With technology, students don’t need to leave the classroom in order to take a trip around the world. In November 2011, Edmodo, a social networking site, teamed up with Polar Bears International to send five people to the Tundra to film polar bears and stream webcasts straight to 1,700 classrooms around the world. Websites like Khan Academy, YouTube, and Stanford’s free online classes,Â have become highly accessible databases of knowledge available to people around the world. Social networking is being used in and outside of the classroom to extend the learning community for students after they leave school and for educators to connect with other teachers around the nation and world.
At Charlotte Jewish Day School, once a week students in grades K-5 connect with students around the world using a social network called ePals Global Community, according to the article “Students Go ‘Global’ Thanks to Technology.” Students and their e-Pal counterparts research about their e-Pal’s country, email each other questions, and send each other videos, due to the time differences many e-Pals can’t speak live using Skype.
Educators found that the global classroom taught children more than geography and culture; a “service-learning component” also arose. Fifth-graders were paired with Israeli students who explained to their American e-Pals that they take showers differently than people in the U.S. due to a water shortage: “They turn on the water, turn it off to soap up, turn it on to rinse, then turn it off again.”Â The American students decided to research water waste in the U.S. and monitor their water use.
In the article, Caroline McMillan explains the global connections students in each grade are making:
The kindergarteners are studying weather with a school in France; the first-graders are discussing animals and their habitats with Taiwanese students; and the second-graders are learning about climate maps with Switzerland and Canada.
Meanwhile, the third-graders are talking natural disasters with their counterparts in Christchurch, New Zealand; the fourth-graders are tackling global warming with a school in Thailand; and the fifth-graders are communicating with Israeli students (often in Hebrew) to discuss water issues.

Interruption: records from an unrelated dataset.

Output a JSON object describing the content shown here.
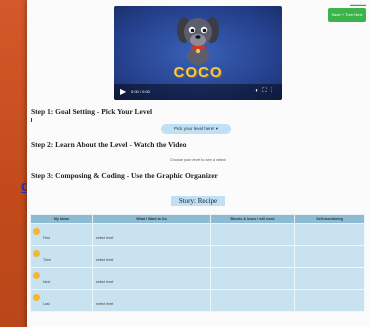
{
  "background": {
    "left_link_text": "d",
    "accent": "#c9541f"
  },
  "header": {
    "corner_button_label": "Save + Turn Next"
  },
  "video": {
    "title": "COCO",
    "time_display": "0:00 / 0:00",
    "play_icon": "play-icon",
    "controls_icons": [
      "volume-icon",
      "fullscreen-icon",
      "more-icon"
    ]
  },
  "steps": [
    {
      "label": "Step 1: Goal Setting - Pick Your Level"
    },
    {
      "label": "Step 2: Learn About the Level - Watch the Video"
    },
    {
      "label": "Step 3: Composing & Coding - Use the Graphic Organizer"
    }
  ],
  "level_picker": {
    "label": "Pick your level here! ▾"
  },
  "video_hint": "Choose your level to see a video!",
  "story": {
    "label": "Story: Recipe"
  },
  "organizer": {
    "columns": [
      "My Ideas",
      "What I Want to Do",
      "Blocks & Icons I will need",
      "Self-monitoring"
    ],
    "rows": [
      {
        "order": "First",
        "want": "select level"
      },
      {
        "order": "Then",
        "want": "select level"
      },
      {
        "order": "Next",
        "want": "select level"
      },
      {
        "order": "Last",
        "want": "select level"
      }
    ]
  },
  "colors": {
    "table_header": "#8dbbd4",
    "table_cell": "#c9e2ef",
    "pill": "#bfe0f5",
    "video_bg": "#2f56a8"
  }
}
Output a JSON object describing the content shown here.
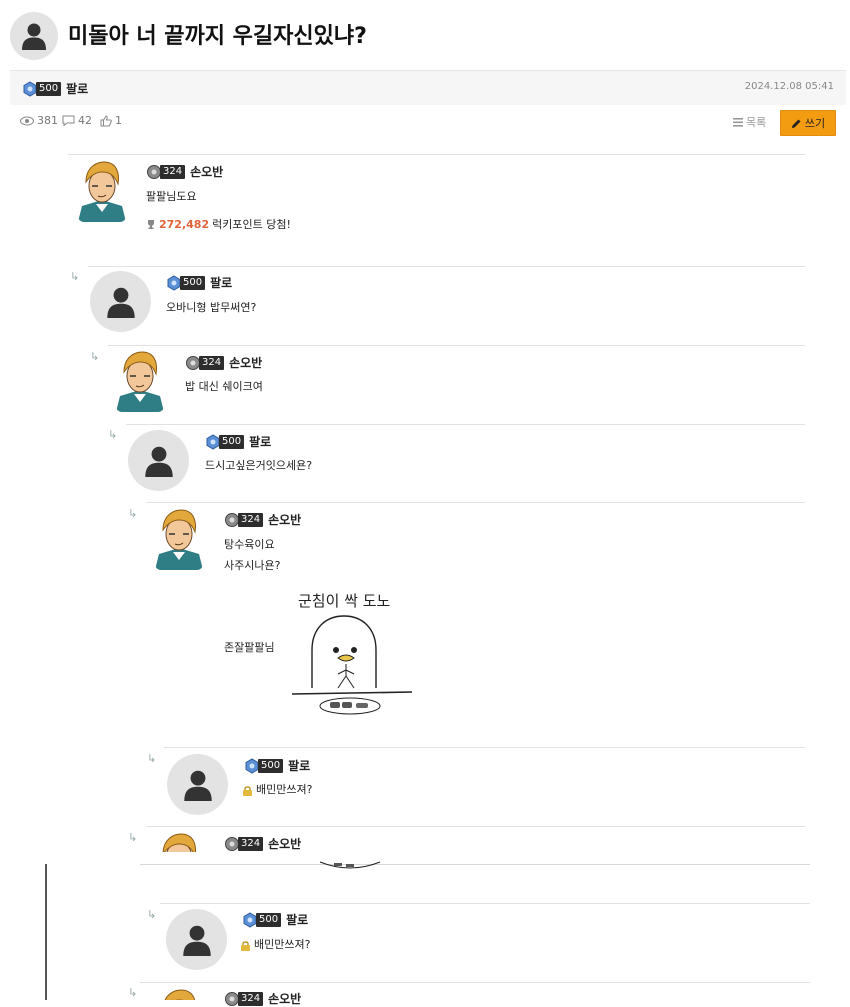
{
  "post": {
    "title": "미돌아 너 끝까지 우길자신있냐?",
    "author": {
      "level": "500",
      "nick": "팔로"
    },
    "date": "2024.12.08 05:41",
    "views": "381",
    "comments": "42",
    "likes": "1",
    "list_label": "목록",
    "write_label": "쓰기"
  },
  "comments": [
    {
      "level": "324",
      "nick": "손오반",
      "lines": [
        "팔팔님도요"
      ],
      "point_value": "272,482",
      "point_suffix": "럭키포인트 당첨!"
    },
    {
      "level": "500",
      "nick": "팔로",
      "lines": [
        "오바니형 밥무써연?"
      ]
    },
    {
      "level": "324",
      "nick": "손오반",
      "lines": [
        "밥 대신 쉐이크여"
      ]
    },
    {
      "level": "500",
      "nick": "팔로",
      "lines": [
        "드시고싶은거잇으세욘?"
      ]
    },
    {
      "level": "324",
      "nick": "손오반",
      "lines": [
        "탕수육이요",
        "사주시나욘?",
        "존잘팔팔님"
      ],
      "image_caption": "군침이 싹 도노"
    },
    {
      "level": "500",
      "nick": "팔로",
      "lines": [
        "배민만쓰져?"
      ]
    },
    {
      "level": "324",
      "nick": "손오반"
    },
    {
      "level": "500",
      "nick": "팔로",
      "lines": [
        "배민만쓰져?"
      ]
    },
    {
      "level": "324",
      "nick": "손오반"
    }
  ],
  "colors": {
    "accent": "#f39c12",
    "point": "#e0663a"
  },
  "icons": [
    "user-silhouette-icon",
    "level-badge-icon",
    "eye-icon",
    "comment-icon",
    "thumbs-up-icon",
    "list-icon",
    "pencil-icon",
    "reply-arrow-icon",
    "trophy-icon",
    "lock-icon"
  ]
}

Bringing a global perspective into the classroom using technology is much more than a novelty. The workforce is global. Socializing is global. Academia is global. Students who learn to think globally will have more possibilities as they make their way through middle school, high school, and beyond. Imagine the places students will dream of going when the world is exposed to them in elementary school.
“Students Go ‘Global’ Thanks to Technology,” by Caroline McMillan. 6 February 2012. The Charlotte Observer. Accessed on 10 February 2012. http://www.charlotteobserver.com/2012/02/05/2979671/students-go-global-thanks-to-technology.html